Extracted records
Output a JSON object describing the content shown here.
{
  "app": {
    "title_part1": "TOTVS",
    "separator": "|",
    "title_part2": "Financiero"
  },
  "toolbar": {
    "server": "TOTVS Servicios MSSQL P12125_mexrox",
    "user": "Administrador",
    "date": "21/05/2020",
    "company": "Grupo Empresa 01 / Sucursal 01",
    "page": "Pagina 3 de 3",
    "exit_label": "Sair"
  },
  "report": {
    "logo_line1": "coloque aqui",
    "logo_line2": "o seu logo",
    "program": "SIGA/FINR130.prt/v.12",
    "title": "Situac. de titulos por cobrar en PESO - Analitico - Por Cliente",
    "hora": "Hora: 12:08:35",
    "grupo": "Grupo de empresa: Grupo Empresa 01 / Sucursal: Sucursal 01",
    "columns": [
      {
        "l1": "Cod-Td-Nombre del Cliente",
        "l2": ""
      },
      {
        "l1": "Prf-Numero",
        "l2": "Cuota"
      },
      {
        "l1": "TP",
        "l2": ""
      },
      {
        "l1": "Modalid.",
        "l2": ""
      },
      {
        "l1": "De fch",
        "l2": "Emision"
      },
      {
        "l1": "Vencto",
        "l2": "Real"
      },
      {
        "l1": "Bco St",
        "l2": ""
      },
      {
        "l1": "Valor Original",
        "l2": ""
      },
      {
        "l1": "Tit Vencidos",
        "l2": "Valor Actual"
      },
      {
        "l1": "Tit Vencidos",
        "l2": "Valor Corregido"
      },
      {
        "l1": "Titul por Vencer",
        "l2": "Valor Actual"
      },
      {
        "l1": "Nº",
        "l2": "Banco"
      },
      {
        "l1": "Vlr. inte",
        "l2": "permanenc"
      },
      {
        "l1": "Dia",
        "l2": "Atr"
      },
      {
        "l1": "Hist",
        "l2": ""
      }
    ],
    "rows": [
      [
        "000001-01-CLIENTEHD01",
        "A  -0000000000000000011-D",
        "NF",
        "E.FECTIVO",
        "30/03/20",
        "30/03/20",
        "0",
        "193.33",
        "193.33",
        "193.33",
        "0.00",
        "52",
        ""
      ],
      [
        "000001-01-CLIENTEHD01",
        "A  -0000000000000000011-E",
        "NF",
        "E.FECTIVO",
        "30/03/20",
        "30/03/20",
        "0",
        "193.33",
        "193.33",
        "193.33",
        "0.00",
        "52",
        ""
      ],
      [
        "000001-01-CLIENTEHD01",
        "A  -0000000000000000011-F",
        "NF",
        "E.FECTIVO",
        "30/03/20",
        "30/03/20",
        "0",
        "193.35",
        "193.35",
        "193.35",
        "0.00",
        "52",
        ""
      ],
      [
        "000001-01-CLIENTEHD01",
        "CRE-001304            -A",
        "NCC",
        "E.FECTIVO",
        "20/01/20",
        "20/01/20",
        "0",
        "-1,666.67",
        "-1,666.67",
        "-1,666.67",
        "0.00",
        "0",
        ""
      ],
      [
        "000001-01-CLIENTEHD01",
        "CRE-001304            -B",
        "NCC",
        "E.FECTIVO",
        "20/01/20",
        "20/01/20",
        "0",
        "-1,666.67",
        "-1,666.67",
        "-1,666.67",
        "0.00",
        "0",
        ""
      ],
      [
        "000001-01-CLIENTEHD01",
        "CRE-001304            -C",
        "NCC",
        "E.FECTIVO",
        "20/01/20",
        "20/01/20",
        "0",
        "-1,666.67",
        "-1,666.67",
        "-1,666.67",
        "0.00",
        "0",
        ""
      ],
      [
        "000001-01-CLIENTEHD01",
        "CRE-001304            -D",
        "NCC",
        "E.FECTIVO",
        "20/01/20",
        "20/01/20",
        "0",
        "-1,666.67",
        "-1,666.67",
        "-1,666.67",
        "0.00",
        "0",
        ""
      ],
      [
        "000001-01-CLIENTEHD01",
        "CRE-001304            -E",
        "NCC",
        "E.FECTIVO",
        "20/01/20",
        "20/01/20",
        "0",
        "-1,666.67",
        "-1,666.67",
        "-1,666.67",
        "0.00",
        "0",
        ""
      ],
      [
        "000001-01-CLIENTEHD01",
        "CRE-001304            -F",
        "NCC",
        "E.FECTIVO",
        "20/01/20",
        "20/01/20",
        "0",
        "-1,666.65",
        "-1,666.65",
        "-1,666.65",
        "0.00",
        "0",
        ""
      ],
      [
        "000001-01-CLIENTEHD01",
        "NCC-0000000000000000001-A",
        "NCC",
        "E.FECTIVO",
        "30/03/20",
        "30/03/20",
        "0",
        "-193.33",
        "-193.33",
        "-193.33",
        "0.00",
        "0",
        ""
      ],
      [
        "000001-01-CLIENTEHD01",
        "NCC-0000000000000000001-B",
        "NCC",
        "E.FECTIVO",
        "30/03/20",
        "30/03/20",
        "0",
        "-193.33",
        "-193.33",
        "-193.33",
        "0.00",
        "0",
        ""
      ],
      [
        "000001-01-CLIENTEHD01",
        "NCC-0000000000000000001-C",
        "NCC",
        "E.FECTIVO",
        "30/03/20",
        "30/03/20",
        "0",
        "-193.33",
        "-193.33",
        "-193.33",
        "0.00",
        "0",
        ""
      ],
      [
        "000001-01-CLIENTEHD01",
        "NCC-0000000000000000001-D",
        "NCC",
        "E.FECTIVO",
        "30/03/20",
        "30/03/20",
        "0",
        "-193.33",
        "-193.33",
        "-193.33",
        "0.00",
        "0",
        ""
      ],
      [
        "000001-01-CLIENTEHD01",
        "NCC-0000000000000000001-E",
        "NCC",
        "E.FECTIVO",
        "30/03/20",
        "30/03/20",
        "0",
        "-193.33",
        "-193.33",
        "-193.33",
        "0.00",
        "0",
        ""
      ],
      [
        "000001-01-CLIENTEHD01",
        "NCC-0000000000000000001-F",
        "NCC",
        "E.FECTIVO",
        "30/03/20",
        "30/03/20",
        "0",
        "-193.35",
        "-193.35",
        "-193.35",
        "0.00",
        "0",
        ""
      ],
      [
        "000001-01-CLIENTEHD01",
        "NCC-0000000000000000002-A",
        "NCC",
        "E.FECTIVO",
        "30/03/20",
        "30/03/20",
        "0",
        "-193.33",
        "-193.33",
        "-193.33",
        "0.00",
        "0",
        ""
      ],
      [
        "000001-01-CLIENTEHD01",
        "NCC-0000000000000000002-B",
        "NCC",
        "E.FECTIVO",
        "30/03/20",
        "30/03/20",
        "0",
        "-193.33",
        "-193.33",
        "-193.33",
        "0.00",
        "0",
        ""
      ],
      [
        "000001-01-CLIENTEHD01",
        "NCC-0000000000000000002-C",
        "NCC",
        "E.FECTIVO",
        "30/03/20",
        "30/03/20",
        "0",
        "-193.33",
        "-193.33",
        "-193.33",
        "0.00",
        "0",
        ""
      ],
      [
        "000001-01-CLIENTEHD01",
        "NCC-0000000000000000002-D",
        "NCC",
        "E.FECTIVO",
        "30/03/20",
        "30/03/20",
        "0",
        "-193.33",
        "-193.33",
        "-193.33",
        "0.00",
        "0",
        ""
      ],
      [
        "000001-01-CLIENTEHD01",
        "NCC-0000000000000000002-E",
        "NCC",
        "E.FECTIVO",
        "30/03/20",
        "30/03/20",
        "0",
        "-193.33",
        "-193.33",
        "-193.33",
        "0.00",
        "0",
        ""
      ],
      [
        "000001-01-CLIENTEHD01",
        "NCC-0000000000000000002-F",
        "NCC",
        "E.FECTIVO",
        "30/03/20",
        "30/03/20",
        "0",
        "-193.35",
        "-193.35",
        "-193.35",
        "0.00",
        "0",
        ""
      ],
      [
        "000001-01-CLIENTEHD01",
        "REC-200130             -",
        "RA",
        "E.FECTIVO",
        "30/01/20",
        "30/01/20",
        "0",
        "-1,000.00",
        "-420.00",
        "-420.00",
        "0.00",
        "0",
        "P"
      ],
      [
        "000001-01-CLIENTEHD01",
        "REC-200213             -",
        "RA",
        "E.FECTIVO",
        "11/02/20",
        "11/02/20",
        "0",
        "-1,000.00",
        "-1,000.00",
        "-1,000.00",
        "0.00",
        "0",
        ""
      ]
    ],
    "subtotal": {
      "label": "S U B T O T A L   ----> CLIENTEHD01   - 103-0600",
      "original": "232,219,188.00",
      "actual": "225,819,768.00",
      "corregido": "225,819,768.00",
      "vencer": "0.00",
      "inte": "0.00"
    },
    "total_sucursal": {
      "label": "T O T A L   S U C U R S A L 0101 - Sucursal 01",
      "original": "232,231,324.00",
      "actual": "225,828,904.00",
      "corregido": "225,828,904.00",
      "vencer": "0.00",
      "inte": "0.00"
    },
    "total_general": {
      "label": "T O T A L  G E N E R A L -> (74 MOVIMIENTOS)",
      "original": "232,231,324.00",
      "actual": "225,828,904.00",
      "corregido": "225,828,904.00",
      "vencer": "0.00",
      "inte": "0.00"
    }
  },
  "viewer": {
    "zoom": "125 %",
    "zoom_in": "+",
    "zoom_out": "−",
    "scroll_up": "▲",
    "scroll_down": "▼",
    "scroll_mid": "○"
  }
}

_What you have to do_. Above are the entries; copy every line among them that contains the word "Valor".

_Task result_.
        "l1": "Valor Original",
        "l2": "Valor Actual"
        "l2": "Valor Corregido"
        "l2": "Valor Actual"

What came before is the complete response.